Work instruction >> The job is to find each line of the records below that includes the word "back" and copy it.

Input data >>
————
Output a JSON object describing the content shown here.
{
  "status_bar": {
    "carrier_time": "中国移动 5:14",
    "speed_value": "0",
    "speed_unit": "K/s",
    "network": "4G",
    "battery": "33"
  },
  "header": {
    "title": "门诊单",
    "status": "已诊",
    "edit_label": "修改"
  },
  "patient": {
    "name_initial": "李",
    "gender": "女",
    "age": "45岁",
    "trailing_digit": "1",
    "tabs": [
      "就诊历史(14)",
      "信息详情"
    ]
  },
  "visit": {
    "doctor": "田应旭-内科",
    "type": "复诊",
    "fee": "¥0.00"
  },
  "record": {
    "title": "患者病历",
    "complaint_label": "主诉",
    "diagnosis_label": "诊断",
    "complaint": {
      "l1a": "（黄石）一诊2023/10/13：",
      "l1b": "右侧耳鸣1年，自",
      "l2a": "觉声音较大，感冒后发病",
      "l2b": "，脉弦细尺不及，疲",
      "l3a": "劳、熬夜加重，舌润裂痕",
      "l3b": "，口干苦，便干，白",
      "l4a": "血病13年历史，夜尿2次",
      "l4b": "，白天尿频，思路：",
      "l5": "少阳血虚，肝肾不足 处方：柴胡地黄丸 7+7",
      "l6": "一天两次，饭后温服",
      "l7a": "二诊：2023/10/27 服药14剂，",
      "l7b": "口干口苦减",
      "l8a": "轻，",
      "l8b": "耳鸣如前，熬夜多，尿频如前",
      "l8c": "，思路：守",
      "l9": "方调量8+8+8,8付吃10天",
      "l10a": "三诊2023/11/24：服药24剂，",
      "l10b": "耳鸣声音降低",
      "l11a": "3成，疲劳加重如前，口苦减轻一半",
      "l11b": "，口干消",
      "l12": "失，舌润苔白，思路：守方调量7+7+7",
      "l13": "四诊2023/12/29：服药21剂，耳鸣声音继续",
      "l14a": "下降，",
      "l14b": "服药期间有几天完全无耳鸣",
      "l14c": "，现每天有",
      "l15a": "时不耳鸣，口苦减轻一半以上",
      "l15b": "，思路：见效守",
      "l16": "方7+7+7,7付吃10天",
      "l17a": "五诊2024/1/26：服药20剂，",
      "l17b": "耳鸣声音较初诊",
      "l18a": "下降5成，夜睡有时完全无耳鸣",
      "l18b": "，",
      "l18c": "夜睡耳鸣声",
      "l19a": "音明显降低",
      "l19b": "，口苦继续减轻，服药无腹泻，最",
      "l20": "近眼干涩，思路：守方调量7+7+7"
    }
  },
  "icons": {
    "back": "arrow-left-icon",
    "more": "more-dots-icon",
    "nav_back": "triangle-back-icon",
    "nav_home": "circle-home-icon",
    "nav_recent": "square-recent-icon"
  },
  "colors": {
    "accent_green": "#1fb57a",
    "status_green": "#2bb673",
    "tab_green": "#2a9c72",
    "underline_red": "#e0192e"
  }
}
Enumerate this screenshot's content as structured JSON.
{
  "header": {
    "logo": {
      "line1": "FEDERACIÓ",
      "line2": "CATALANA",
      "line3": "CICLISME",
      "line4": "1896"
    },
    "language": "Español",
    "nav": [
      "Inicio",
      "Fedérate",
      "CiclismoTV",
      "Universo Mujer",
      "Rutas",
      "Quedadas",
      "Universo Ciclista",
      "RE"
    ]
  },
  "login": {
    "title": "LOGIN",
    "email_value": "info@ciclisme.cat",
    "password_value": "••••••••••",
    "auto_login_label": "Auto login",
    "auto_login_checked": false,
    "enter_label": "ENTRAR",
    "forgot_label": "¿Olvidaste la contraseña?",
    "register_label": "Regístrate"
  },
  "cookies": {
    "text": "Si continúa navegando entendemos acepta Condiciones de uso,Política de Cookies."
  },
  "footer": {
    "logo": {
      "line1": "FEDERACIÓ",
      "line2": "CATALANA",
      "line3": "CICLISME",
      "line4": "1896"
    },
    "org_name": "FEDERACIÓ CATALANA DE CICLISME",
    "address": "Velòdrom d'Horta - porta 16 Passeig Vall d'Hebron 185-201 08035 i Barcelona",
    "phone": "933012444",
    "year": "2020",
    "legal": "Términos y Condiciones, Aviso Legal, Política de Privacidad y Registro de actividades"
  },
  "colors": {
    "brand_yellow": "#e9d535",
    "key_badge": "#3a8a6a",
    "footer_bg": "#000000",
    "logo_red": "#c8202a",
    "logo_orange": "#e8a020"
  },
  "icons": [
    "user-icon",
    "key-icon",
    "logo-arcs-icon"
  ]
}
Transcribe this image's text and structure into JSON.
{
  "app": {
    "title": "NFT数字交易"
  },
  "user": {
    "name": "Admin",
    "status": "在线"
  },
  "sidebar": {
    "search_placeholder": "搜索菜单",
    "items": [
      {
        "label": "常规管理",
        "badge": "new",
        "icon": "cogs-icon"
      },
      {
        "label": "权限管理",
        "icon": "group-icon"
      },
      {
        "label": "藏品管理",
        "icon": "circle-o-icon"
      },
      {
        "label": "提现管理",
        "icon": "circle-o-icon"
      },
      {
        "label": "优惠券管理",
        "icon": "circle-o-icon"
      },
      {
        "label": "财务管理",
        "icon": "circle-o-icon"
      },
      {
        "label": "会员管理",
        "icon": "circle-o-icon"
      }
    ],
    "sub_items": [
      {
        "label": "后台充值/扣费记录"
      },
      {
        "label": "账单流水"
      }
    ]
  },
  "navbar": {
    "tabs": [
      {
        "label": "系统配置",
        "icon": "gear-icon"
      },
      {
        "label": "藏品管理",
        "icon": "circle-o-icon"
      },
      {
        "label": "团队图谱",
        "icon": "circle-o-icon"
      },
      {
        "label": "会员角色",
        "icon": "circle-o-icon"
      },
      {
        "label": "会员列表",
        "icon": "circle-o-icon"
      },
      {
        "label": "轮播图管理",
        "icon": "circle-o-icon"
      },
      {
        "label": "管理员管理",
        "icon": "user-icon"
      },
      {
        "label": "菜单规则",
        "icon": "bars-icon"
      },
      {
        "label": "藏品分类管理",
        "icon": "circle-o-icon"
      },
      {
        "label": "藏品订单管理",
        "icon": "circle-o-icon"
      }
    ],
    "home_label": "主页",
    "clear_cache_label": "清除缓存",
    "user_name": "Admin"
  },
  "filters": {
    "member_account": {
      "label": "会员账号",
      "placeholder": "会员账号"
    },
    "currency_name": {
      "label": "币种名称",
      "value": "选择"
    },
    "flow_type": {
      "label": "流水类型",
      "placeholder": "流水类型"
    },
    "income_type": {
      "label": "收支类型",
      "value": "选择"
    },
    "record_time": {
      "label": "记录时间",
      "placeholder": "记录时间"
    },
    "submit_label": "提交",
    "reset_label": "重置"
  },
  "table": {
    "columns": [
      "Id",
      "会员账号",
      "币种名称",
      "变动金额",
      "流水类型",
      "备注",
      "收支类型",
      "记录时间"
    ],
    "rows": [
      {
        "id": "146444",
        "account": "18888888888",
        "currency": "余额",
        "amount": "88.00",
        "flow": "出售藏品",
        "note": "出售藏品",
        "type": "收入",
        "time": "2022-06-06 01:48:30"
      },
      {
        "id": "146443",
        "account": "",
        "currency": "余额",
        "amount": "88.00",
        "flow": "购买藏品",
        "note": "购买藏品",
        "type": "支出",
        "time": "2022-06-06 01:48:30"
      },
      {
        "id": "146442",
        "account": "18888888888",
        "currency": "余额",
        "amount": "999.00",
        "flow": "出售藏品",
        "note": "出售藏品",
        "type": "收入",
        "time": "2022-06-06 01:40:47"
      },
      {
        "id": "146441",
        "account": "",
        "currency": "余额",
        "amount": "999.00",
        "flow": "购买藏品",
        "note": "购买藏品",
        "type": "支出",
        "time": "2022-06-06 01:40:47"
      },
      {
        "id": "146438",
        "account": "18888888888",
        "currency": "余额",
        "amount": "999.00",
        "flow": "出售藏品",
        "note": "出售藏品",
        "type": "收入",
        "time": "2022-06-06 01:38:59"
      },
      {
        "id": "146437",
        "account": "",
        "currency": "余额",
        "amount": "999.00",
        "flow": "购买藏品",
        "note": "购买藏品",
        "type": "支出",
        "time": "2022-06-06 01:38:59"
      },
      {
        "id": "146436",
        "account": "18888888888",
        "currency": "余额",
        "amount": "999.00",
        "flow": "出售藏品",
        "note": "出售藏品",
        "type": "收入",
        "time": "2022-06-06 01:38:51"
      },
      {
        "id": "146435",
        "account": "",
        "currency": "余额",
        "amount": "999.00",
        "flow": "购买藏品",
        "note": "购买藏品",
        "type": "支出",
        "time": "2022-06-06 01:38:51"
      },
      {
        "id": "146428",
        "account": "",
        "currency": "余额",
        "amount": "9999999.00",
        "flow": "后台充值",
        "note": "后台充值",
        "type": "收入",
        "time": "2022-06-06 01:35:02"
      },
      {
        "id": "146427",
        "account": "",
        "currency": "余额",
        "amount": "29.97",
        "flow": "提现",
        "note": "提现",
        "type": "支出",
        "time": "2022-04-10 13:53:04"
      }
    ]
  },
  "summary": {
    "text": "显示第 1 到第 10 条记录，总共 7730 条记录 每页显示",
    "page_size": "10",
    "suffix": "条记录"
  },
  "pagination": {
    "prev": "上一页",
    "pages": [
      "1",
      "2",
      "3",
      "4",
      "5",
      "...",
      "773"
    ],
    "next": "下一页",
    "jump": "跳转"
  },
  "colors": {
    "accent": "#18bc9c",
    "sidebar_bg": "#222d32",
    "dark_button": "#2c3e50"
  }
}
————
Result of the task >>
    "back": "arrow-left-icon",
    "nav_back": "triangle-back-icon",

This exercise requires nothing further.